REMEDIES FOR PERIPHERAL NEUROPATHY
The symptoms of peripheral neuropathy vary from person to person and include numbness, burning, tingling or sharp pains. These symptoms are the result of damage to nerve cells beginning at the periphery of the body, in the hands and/or the feet. This damage is permanent. In general, neuropathy gets worse with time. Many health care providers suggest that there is nothing that can be done since the damage to the nerve cells themselves is permanent. However, much can be done to improve the environment in which the neuropathy appears and that in turn can reduce symptoms and arrest deterioration.
Because of numbness, our normal awareness of injury is often impaired. Be especially careful not to injure your foot tissue. With peripheral neuropathy of the feet it is essential to have your feet cared for by a professional on a regular basis; every 2 months is recommended. In addition, check your own feet daily.
Sometimes exercise will exacerbate symptoms or cause a flare-up. In general, allow your body to teach you what to do. Know first the correct way to do things. If it bothers your neuropathy, back off until it doesn’t. Try not to stop. Try instead to do the essential motion without setting off any reaction. Also use topical anti-inflammatory creams and gels and apply them right after exercise. I often suggest that you carry a tube of arnica montana gel in your purse and apply it in the restroom after exercise to any area injured which you are recuperating through.
- Increase circulation in the limbs using massage and movement.

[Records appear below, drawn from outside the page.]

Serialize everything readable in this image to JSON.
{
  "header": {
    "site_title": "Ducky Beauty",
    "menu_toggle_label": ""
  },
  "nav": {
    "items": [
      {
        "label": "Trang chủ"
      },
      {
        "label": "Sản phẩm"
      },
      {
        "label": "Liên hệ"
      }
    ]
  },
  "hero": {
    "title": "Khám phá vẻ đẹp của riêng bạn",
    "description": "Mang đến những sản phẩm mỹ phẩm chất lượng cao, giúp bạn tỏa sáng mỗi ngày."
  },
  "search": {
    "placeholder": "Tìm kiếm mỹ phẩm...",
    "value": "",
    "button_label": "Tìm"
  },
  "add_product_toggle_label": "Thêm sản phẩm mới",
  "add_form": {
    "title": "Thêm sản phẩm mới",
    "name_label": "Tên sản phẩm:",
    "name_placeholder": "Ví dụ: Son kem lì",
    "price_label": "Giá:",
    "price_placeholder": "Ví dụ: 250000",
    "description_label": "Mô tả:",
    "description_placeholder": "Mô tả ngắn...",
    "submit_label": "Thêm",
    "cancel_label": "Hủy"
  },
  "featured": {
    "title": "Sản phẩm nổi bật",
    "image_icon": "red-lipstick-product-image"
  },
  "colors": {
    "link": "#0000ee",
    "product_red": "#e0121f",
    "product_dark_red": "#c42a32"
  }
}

Increase joint mobility by making the joints moveable using manipulation and exercise. Use passive stimulation techniques like rolling the foot on a tennis ball but be sure to check with your doctor first.
- Check your feet daily for abrasions or tears in the skin and treat immediately.
- Improve the effectiveness of the nervous system with coordination exercise. Rhythm is especially beneficial. Coordinated foot tapping to different rhythmic patterns is a great way to improve.
- Do not be discouraged. Much can be done to improve the situation. Try not to cut yourself off from your feet or hands, especially the feet. If your feet are numb, because you cannot feel the movement in your feet does not mean that they are not moving. In fact, make the joints just as moveable - especially if you cannot feel them. Exercise them thoroughly. But be careful due to the lack of sensation that you do not overdo or use an exercise form that would be risky like running.
- Determine the cause of the peripheral neuropathy. Diabetes and nerve root impairment have similar symptoms but different treatment.
- Use topical anti-inflammatories where appropriate. With nerve pinching apply to the source (the spine) and the effect (the periphery).
The Building Better Balance approach:
One of the innovations used throughout Building Better Balance is to treat physical stress by releasing tension in the nearby joints. For instance, if your elbow has a problem, the shoulder joint will tighten up in response, even though nothing is wrong with your shoulder. Releasing tension in nearby joints improves circulation and healing in the injured area itself.
The DVDs in the Building Better Balance series offer hope for those with neuropathy. The second DVD in the series, Legs & Feet, includes exercise routines to reduce the symptoms of neuropathy of the feet. Also the guidelines presented throughout the DVD classes help directly with any of the chronic aliments we encounter like neuropathy. Experience an improvement in balance, tips for reducing falls if you have neuropathy and steps to take to reduce your symptoms.